Quality management system (QMS) standard ISO 9001:2015 has been published and as a result, regulated companies seeking ISO 9001 certification now have three years to meet the QMS requirements in this latest edition.
So What’s new?
The 2015 version leads on a more advanced structure to ensure that management system standards are aligned with consistent requirements that also makes it easier for organisations to integrate the necessities of more than one ISO management system standard.
- Increased focus on risk-based rational as a foundation for the management system.
- More flexibility on sets of documentation and reduced prescriptive requirements.
- Major focus on achieving value for the organisation itself and its customers.
- Enhanced leadership involvement in the management system.
The most prominent change is the focus on Risk, which is included in nearly every section as an explicit requirement for risk-based thinking to improve the process approach.
This risk-based thinking makes preventive action part of tactical and operational planning on a proactive basis with “actions to address risks and opportunities” in ISO 9001:2015. The standard now requires that an organisation and its personnel from top to bottom identify and address any internal and external factors for risk that may affect their QMS’s capacity to deliver intended results to customer requirements.
Impact on Medical Devices ISO 13485:
ISO 9001 can be used by any company within any industry sector whereas ISO 13845 requirements are tailored specifically to medical device companies’ QMS. Nevertheless, ISO 13485 still has its foundations in ISO9001 and therefore for medical device manufacturers, the publication of ISO 9001:2015 offers something of a preview and a benchmark of forthcoming alterations to ISO 13485.
Currently, we are in the process of a finalised draft international standard ISO 13485:201X and once voted and approved medical device companies will then have three years to transition to the new ISO 13485.
Like the final ISO 9001:2015, the draft ISO 13845 places substantial emphasis on risk management and a risk-based approach when developing processes and mere preventative ‘maintenance’ is not adequate. Anything that affects the operation of the QMS must be viewed from a risk perspective. Furthermore, it is designed to also incorporate suppliers and contractors across product development through product realization.
Interestingly like ISO 9001:2015, when processes are outsourced, it wants organisations to look at controls on risk for instances such as: if a supplier fails to meet specifications, how will that then feed into and affect the organisation’s quality system?
Risk has further impression in a number of other areas of ISO 13485, including from a human resources where if an employee’s individual actions have been incompetent, what are the vicarious risks to quality?
For medical device manufacturers there are risks in all the finer details of processes and functions and the risk is all the more acute when you are providing products critical to human life.
From a personal viewpoint, we take it for granted that devices used in hospitals for critical care are of high quality and performance at the vital times, but for manufacturers, the risks of getting it wrong are substantial.
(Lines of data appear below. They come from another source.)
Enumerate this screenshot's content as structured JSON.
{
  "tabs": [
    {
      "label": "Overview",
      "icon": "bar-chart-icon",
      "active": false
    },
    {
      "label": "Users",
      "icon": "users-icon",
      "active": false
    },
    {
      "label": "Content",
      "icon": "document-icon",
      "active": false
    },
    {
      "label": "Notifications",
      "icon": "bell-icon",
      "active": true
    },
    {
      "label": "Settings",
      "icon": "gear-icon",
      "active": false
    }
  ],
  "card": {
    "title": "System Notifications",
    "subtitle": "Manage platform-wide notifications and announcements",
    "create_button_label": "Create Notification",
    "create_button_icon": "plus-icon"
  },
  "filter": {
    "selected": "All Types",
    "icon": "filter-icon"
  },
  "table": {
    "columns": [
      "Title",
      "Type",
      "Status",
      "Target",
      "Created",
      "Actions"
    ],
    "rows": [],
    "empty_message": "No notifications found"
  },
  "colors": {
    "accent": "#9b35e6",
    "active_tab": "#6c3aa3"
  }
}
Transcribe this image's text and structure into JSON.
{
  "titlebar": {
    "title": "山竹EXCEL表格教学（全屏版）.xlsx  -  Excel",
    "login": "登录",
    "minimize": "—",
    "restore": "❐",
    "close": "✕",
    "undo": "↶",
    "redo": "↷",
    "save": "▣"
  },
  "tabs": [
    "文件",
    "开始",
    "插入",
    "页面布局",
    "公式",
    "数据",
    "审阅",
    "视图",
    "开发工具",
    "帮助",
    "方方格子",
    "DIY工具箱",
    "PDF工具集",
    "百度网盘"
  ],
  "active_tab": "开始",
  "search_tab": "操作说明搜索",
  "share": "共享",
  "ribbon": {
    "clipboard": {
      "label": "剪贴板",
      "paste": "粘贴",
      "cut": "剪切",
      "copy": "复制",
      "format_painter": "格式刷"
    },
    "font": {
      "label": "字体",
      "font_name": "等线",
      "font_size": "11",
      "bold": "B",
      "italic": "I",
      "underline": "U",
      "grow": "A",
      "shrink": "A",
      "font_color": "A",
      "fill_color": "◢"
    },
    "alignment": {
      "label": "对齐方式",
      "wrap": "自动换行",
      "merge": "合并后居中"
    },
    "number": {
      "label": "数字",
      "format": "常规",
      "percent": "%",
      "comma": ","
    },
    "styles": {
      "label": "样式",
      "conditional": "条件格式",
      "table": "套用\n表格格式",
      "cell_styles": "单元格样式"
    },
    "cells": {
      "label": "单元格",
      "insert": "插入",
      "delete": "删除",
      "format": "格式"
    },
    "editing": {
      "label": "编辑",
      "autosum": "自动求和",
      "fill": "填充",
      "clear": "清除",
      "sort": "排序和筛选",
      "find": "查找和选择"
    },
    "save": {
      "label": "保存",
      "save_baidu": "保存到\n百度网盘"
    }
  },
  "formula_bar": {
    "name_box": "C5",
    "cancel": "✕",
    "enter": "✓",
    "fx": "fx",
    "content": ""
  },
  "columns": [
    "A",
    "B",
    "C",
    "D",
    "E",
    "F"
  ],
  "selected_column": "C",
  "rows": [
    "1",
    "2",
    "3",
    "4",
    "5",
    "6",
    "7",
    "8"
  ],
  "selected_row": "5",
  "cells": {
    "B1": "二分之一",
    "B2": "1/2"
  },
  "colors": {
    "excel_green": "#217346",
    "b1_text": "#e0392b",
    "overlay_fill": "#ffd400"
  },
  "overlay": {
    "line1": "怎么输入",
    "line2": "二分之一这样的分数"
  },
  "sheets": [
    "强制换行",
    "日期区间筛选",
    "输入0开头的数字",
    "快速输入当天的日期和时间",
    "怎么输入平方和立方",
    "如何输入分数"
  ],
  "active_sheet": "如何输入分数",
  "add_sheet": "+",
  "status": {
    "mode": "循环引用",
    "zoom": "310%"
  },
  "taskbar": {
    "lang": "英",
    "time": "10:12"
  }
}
Medical device manufacturers should be working proactively in the here and now to integrate the principles of risk- based thinking and management to safeguard and imbed from the beginning of the product life cycle and throughout the quality system.
I believe the new ISO13485 will serve to reassure stakeholders and patients that the requirements are being met, at every stage of the product's life cycle.
What are your thoughts on the new ISO 9001 and how do you think it will impact the medical device industry?